Brian and I are also examining fabrication of an intake system for the G. Again, an endeavor that will not likely be inexpensive. However, in evaluating the plans and goals for this vehicle, I believe this is an option I want to explore. I can already hear a critic remarking upon how, with the addition of the pricey new full exhaust system as well as the custom intakes, that I could have been well on my way to a VQ36 outfitted with a supercharger or twin turbo set-up.

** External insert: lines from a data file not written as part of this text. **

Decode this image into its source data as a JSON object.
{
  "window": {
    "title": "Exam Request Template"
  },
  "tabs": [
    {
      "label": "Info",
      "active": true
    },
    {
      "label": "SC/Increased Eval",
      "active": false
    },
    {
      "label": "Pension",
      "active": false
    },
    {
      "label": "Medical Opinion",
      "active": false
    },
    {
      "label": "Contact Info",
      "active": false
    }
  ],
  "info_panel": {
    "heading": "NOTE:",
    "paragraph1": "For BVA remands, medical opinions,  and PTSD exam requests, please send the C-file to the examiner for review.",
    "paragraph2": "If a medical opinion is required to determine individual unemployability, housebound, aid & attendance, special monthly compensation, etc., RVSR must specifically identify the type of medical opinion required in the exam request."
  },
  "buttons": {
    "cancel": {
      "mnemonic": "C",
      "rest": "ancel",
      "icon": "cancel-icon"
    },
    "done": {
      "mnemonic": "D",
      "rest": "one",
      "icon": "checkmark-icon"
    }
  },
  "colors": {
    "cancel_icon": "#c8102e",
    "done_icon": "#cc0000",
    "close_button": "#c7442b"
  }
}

My response to those comments will be, simply, that I thoroughly enjoy the naturally aspirated VQ engine. Although there are faster cars than the G on the road, 330+ horsepower is no slacker. I enjoy mashing my foot on the gas pedal and ripping through the gears without having to worry about losing the rear end or spinning the rear tires enough to lose control. I enjoy the crisp wide open throttle exhaust note. That is not to say that I would not enjoy the added thrill of a ~450 horsepower supercharged G - I know I would. In weighing the pros and cons of forced induction, however, I believe it is in my best interest to remain naturally aspirated. How often would I really be able to utilize all the power granted me by way of a twin turbo or supercharger set-up anyway?

Moreover, the last thing I need is more attention from law enforcement.

As mentioned above, my mind is always changing in regards to the direction of this project. I cannot say with complete certainty that I will never supercharge the G, but I can say that, as of this moment, I am rather enthused about the modification plan being discussed presently.